Editor’s note: The following was translated and edited from a report that appeared on the China News Service website, supplemented with material from China Daily and The Telegraph. It concerns a projected change to entry and exit laws that may possibly give more foreigners a chance to claim legal permanent residency in China, currently an extremely exclusive privilege that even those who meet the criteria often wait decades to obtain.
According to information released on November 14 by China’s Ministry of Public Security’s Exit and Entry Administration deputy director Qu Yunhai, the Ministry of Public Security and the Ministry of Foreign Affairs are currently in talks to consider relaxing restrictions on applications for the Chinese “green card” for foreigners.
According to Qu’s statement made in Washington D.C., many foreigners, including those of Chinese ethnicity, have commented on the restrictions surrounding China’s “green card” system, generally expressing hope that such restrictions could be relaxed.
Qu revealed that the two Ministries are currently “considering expanding the limits of the green card [to include more applicants], which is expected to be released soon and will cause a noticeable impact.”
A boost for China’s technology sector
When the “green card” was first introduced in August of 2004, it was intended to encourage high-level foreigners to invest in business and promote technology and cultural sectors, at the same time satisfying many foreigners’ desire to reside permanently in China.
As of the end of 2011, more than 4,700 foreigners currently hold a Chinese “green card”, according to official statistics.
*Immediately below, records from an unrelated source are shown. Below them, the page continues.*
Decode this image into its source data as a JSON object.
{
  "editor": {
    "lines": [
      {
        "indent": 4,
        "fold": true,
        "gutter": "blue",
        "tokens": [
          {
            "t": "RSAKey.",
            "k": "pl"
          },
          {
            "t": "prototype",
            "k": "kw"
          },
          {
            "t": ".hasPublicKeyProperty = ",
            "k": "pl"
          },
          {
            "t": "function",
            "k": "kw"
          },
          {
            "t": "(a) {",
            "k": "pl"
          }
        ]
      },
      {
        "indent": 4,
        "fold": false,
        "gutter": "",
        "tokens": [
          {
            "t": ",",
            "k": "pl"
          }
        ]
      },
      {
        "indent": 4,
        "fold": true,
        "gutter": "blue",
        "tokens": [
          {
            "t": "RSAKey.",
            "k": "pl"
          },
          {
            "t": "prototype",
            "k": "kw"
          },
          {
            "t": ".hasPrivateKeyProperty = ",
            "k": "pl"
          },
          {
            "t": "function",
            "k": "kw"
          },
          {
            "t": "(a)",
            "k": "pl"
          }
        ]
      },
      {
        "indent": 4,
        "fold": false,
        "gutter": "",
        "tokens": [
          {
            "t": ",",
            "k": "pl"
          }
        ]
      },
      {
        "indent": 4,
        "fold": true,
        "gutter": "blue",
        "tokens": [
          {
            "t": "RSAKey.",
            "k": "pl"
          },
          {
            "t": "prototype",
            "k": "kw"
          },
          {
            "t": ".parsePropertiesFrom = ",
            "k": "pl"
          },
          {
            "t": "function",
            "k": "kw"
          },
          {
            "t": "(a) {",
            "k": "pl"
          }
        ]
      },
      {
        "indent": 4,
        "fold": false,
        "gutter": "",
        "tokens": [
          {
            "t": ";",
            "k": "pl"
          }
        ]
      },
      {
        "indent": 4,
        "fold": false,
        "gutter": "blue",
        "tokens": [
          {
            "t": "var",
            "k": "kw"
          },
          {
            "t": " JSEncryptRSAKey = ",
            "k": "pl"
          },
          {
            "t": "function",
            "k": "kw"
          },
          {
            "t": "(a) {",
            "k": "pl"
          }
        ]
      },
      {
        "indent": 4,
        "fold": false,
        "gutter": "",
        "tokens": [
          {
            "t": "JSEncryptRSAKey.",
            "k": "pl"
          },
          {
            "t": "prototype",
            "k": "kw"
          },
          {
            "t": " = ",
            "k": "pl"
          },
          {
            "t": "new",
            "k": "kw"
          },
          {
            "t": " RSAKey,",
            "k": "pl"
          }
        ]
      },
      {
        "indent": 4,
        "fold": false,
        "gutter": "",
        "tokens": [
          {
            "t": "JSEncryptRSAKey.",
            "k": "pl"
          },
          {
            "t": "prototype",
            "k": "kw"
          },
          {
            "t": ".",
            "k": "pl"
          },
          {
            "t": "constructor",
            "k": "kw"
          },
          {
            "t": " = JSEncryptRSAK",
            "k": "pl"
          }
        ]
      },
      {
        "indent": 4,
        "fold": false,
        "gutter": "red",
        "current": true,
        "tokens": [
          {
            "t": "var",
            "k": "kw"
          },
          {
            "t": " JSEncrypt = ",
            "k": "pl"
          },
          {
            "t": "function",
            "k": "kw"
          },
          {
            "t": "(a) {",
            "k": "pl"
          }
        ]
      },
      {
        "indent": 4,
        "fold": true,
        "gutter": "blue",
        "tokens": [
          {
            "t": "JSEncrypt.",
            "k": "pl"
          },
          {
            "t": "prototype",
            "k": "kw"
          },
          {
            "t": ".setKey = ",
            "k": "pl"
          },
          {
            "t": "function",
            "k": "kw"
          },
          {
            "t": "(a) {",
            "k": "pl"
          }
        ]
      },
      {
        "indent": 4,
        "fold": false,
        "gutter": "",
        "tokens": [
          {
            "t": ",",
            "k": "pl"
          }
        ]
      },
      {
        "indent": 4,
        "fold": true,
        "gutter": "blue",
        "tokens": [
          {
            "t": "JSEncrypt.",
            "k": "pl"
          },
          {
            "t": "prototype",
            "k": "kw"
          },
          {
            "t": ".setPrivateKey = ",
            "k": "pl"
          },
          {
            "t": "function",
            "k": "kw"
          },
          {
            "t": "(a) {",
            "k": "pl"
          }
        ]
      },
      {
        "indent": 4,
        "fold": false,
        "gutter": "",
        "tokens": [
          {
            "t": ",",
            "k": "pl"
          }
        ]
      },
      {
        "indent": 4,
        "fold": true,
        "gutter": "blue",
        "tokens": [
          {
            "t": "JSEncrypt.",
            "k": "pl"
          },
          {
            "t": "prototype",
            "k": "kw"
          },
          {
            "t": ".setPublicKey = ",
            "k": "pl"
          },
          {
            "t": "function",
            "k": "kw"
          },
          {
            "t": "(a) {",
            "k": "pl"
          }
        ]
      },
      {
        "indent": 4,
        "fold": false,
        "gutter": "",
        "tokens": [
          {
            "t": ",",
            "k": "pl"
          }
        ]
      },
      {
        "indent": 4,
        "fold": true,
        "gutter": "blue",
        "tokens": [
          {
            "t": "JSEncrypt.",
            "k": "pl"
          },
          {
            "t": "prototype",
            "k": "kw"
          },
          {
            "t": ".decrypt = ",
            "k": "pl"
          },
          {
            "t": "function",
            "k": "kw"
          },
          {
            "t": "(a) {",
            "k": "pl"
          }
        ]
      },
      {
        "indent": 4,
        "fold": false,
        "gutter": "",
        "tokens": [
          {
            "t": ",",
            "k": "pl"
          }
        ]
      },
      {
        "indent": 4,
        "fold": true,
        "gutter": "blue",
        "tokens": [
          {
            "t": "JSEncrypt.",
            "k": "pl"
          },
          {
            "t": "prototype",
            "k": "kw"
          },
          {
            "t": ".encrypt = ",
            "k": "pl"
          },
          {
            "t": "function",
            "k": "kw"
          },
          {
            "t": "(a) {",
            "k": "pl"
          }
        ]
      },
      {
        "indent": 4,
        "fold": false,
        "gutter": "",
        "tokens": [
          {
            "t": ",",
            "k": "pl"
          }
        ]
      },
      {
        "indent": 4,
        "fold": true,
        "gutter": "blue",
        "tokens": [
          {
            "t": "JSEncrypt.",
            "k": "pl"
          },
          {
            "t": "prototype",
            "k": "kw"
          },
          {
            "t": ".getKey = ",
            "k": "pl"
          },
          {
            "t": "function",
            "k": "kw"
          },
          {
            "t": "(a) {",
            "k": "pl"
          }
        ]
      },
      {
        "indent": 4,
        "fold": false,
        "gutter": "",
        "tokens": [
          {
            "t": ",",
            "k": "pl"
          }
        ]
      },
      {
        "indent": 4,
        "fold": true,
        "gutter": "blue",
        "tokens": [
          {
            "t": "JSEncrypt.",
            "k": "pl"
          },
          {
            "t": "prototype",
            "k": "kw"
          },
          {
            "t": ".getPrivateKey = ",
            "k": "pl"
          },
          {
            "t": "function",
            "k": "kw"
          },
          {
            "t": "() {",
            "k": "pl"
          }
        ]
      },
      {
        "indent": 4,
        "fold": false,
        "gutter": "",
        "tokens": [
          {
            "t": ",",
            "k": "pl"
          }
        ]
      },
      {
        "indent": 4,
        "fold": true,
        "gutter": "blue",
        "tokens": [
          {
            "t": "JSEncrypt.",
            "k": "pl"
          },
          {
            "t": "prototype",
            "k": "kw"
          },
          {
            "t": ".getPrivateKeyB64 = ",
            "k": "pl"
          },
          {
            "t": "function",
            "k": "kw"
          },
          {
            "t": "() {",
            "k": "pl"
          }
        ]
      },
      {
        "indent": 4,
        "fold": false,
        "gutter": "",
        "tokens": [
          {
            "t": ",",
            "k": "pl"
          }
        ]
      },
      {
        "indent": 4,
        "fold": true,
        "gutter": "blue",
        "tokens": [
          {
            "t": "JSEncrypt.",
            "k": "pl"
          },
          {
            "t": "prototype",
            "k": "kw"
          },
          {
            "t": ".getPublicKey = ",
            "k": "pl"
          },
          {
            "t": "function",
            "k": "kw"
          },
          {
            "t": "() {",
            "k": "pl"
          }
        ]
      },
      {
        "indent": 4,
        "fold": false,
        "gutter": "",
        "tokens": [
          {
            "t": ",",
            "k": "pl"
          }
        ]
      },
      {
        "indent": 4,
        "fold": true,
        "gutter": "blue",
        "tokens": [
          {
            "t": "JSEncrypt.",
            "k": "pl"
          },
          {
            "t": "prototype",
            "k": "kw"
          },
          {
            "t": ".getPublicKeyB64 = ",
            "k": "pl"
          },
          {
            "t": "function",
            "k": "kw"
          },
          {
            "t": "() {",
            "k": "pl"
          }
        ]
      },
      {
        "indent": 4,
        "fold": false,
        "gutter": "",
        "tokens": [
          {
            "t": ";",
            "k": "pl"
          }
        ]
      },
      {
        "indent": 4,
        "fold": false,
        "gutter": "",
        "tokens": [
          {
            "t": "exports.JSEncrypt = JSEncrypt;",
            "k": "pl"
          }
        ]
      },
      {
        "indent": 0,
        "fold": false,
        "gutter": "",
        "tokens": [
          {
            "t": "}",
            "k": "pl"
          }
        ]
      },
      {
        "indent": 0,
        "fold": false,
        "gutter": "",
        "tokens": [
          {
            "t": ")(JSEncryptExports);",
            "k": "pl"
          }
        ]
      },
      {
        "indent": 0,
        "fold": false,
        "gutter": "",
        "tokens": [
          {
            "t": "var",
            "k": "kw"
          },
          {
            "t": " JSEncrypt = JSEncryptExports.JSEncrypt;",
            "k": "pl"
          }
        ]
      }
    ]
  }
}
After earning a “green card”, foreigners may reside in China indefinitely, entering and exiting with just a passport and the green card itself, without the need to apply for visas.
Liu Guofu, an expert in immigration law from the Beijing Institute of Technology, told reporters that the change mostly targets foreign workers in the technology sector. Previously, foreigners were required to hold a position of deputy general manager or associate professor or higher for at least four years to be eligible for permanent residency. According to Liu, the proposed change will remove the level of the position held from the list of green card criteria, although it will require 10 years of residency (including at least nine months out of each year) in China before candidates can become eligible.
According to Qu’s statement, the new entry-exit laws will be put into effect on July 1 of next year.
Despite the promise of change, many foreigners are hesitant to show optimism. Gilbert van Kerckhove, a Belgian expat interviewed by the British news service The Telegraph, says he’s been living in China for 30 years. Despite having held a high-level advisory position, winning awards for contributions to China, and being married to a Chinese woman, his permanent residency wasn’t granted until 2008.
Van Kerckhove seems to believe that just because you meet the stringent requirements for permanent residency—which include having a high-level job, making investment, and having made a “great” contribution to China—doesn’t mean you’re going to get it anytime soon. Van Kerckhove says the majority of “green cards” awarded are to returning overseas Chinese, or given as “prestige” gifts to important personages who never actually reside in China. “People like me,” he says, referring to green card holders who are both nationally and ethnically foreign, “are a minority.”
For those lucky enough to hold the “green card”, however, new changes may be something to look forward to. Wang Huiyao, deputy director of China Talent Research, a government-affiliated human resources institution, told China Daily that a new document, to be released as early as December, will grant green card holders the same rights as Chinese citizens, except the right to elect officials or to be elected as an official.
Wang says the document will also allow holders to use their green card as a sort of “travel certificate”, which may be used to check into hotels.